I saw a billboard (actually from our home church) that says “Who Needs Church, Anyway?” This comes on the heels of a conversation I was having with a friend of mine who 1) considers himself a believer in Christ 2) doesn’t go to church, yet 3) is frustrated about the condition of the world today and how far from God people are. I know, some of you are already connecting dots. When I pressed him for a reason, he confessed that church always makes him feel “convicted” or emotional. I understood. It’s kind of like saying “lifting weights always makes my muscles ache”.

     Yeah, that’s kind of the point, isn’t it? Well, one of them, anyway.

     As the conversation went deeper, I could smell something in his story that was just a bit sour. This was a guy who, like many of us, had made the entire church experience about Jesus. Okay, no, not at all. Like many of us, he had made the whole experience of “going to church” all about himself. Yet, a car is not all about the wheels, any more than a body is all about a pinky or a chest.

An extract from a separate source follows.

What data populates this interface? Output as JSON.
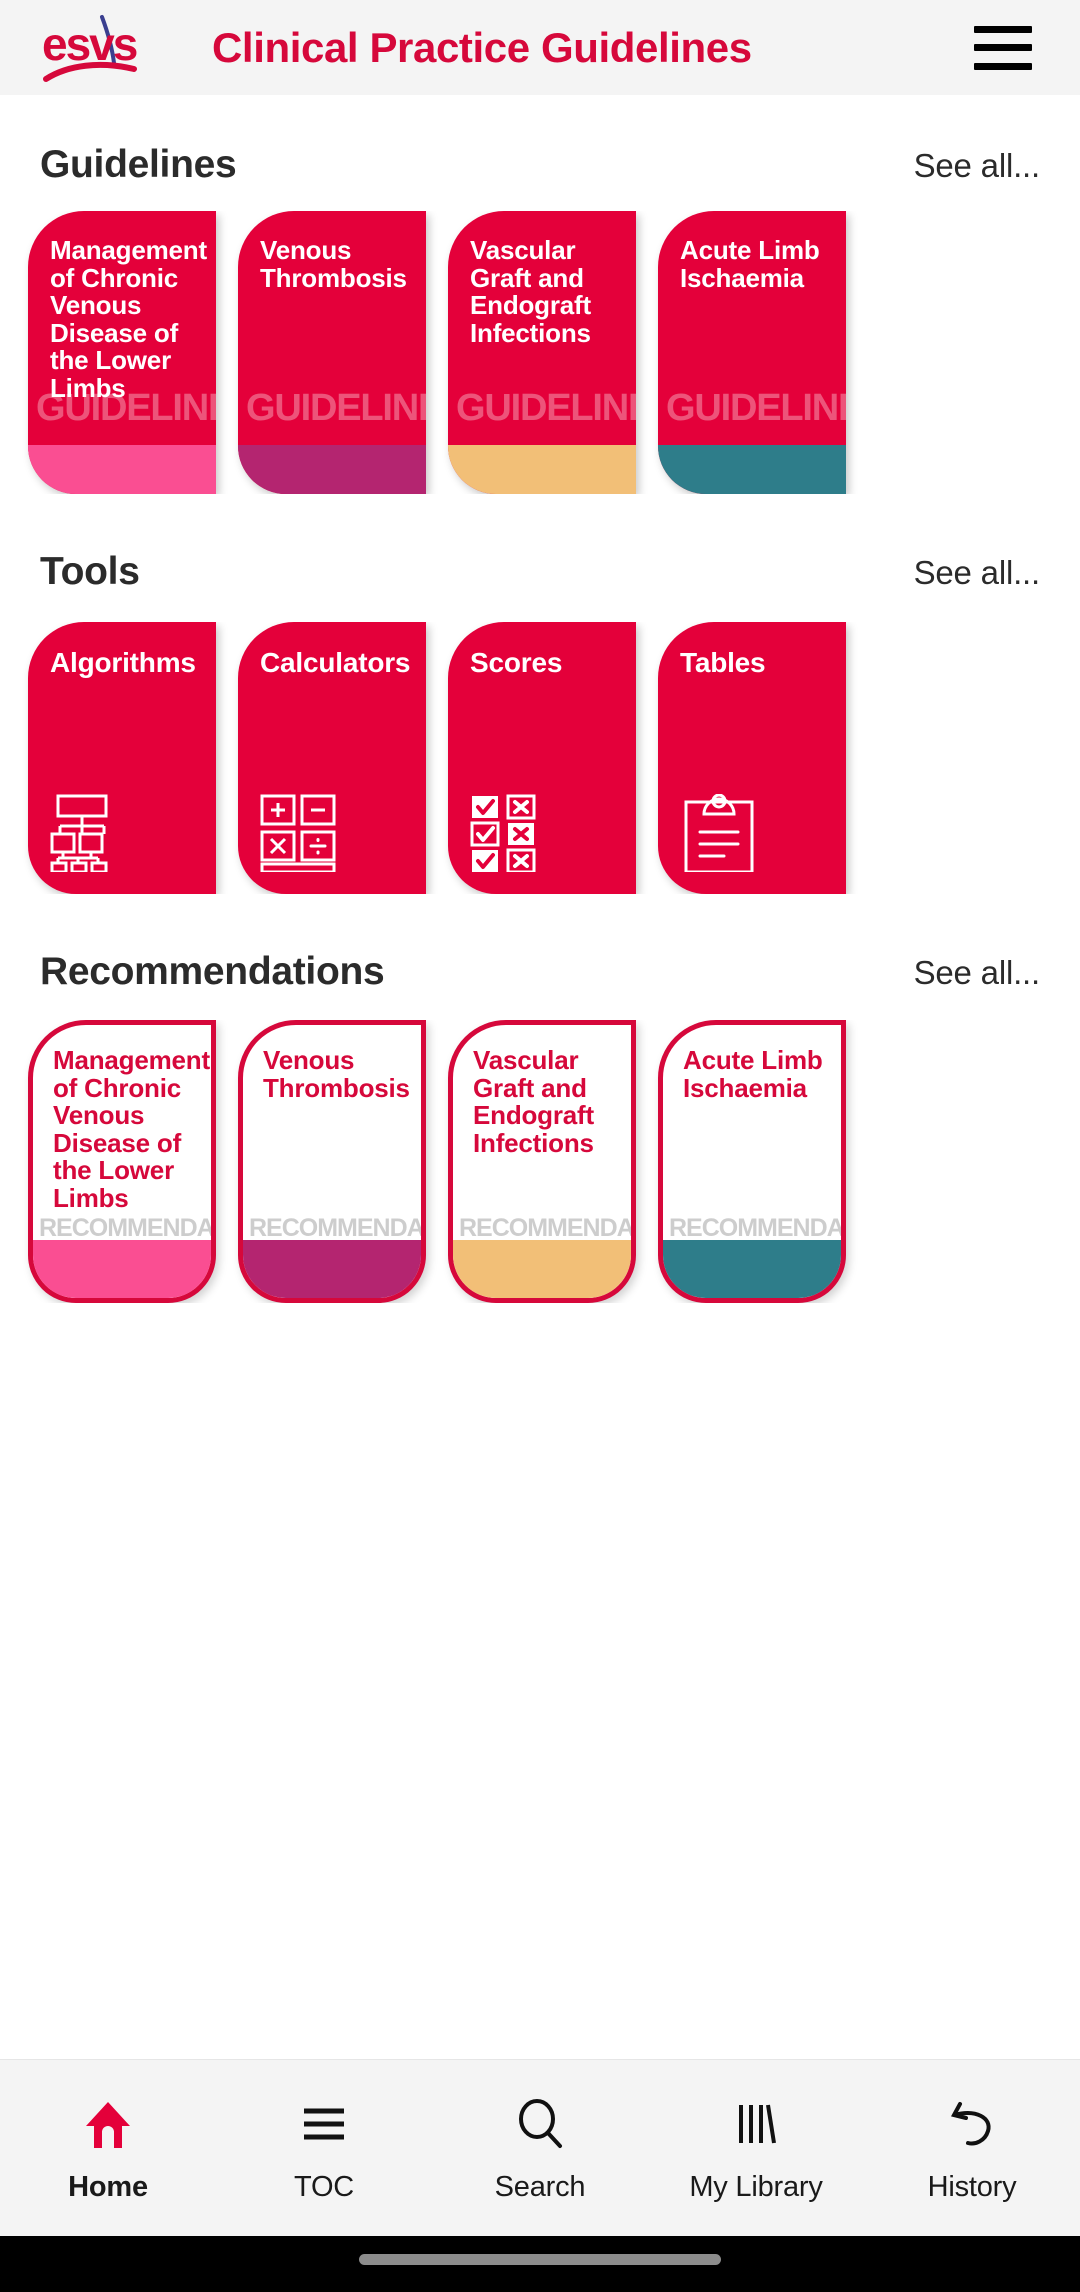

Neither is the body of Christ about one member (or even many members).

     As I read the account of the church’s growth in Acts and as we talk about our love for the church against the backdrop of the many modern day maladies plaguing it, we can’t deny the fact that the believers had everything in common, sold their stuff to help those in need, even launched a relief effort because of a prophetic vision (Acts 11.29) before text messaging!!! Some guy sold his property and donated the money to help the poor. Jesus had told them all before He left the planet that He had a new command (Greek: kainos: fresh, unprecedented, uncommon, new) love one another. At no time was the church about “what’s in it for me”.

Are we tracking together?

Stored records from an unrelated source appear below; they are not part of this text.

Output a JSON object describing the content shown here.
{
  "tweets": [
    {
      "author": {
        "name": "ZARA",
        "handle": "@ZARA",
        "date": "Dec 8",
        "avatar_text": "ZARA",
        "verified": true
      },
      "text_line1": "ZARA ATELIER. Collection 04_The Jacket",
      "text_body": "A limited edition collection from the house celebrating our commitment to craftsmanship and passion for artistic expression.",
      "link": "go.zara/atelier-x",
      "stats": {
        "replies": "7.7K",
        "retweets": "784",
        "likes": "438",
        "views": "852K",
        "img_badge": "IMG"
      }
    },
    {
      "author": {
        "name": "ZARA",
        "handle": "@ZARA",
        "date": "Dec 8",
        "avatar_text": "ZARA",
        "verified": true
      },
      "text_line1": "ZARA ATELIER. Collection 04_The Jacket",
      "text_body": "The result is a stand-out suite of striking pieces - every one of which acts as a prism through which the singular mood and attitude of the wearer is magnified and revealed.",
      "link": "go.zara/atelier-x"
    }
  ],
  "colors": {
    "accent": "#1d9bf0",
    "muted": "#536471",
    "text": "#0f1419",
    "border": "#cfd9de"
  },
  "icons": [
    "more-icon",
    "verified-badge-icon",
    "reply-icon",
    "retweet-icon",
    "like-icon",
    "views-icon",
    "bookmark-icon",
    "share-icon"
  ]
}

     So, this week, a great topic for conversation could be – what do others have to get out of church? What do I bring to the table? What unique gifts, perspective, or large leaning shoulder do I bring with me that could benefit someone else?

     This week, at ONE TH1NG, Jesse Whitfield will be setting up a discussion for some brave guys to chew on at the tables around index cards and golf pencils – what does someone else need in the current economy that you could bring to the table? See also Samuel 23.16 ”

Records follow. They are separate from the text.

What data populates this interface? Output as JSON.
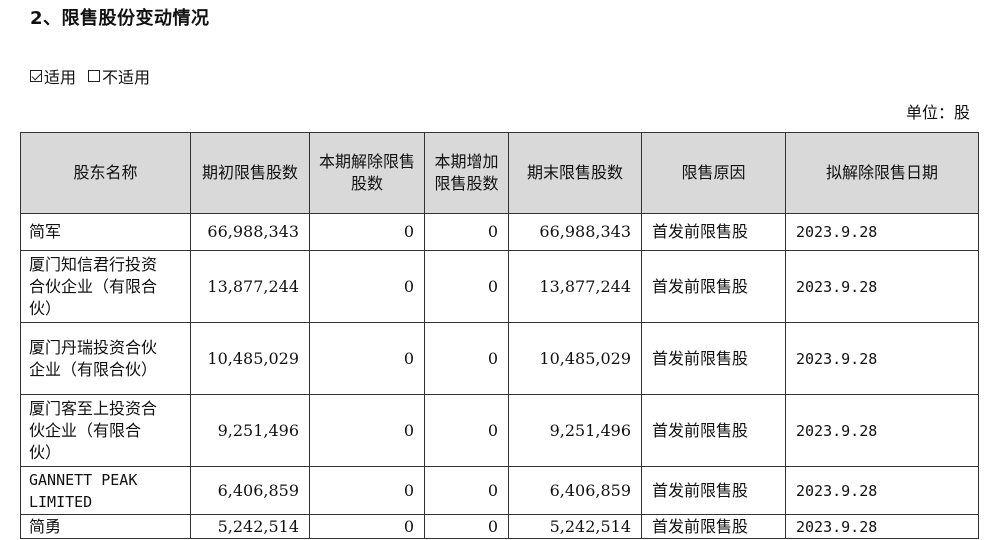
{
  "section_title": "2、限售股份变动情况",
  "options": {
    "applicable": "适用",
    "not_applicable": "不适用"
  },
  "unit_label": "单位：股",
  "table": {
    "headers": [
      "股东名称",
      "期初限售股数",
      "本期解除限售股数",
      "本期增加限售股数",
      "期末限售股数",
      "限售原因",
      "拟解除限售日期"
    ],
    "rows": [
      {
        "name": "简军",
        "begin": "66,988,343",
        "released": "0",
        "added": "0",
        "end": "66,988,343",
        "reason": "首发前限售股",
        "date": "2023.9.28"
      },
      {
        "name": "厦门知信君行投资合伙企业（有限合伙）",
        "begin": "13,877,244",
        "released": "0",
        "added": "0",
        "end": "13,877,244",
        "reason": "首发前限售股",
        "date": "2023.9.28"
      },
      {
        "name": "厦门丹瑞投资合伙企业（有限合伙）",
        "begin": "10,485,029",
        "released": "0",
        "added": "0",
        "end": "10,485,029",
        "reason": "首发前限售股",
        "date": "2023.9.28"
      },
      {
        "name": "厦门客至上投资合伙企业（有限合伙）",
        "begin": "9,251,496",
        "released": "0",
        "added": "0",
        "end": "9,251,496",
        "reason": "首发前限售股",
        "date": "2023.9.28"
      },
      {
        "name": "GANNETT PEAK LIMITED",
        "begin": "6,406,859",
        "released": "0",
        "added": "0",
        "end": "6,406,859",
        "reason": "首发前限售股",
        "date": "2023.9.28"
      },
      {
        "name": "简勇",
        "begin": "5,242,514",
        "released": "0",
        "added": "0",
        "end": "5,242,514",
        "reason": "首发前限售股",
        "date": "2023.9.28"
      }
    ]
  }
}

And Saul’s son Jonathan went to David at Horesh and helped him find strength in God. 

      What is it about a wise man that he knows sometimes you just have to be a go to the guy guy? Sometimes, it’s about being available, being present, just showing up. Paul wrote to the church in Rome about how he longed to be with them so they could be mutually encouraged by each others’ faith. What is it about being present? What is it about being brave enough to be humble that can help strong men grow stronger in their faith, their walk, their Lord? If you’re wise, prudent, brave, or just desperate for truth, we’ll see you at a table at the Cabernet on Windward at 6:30 AM.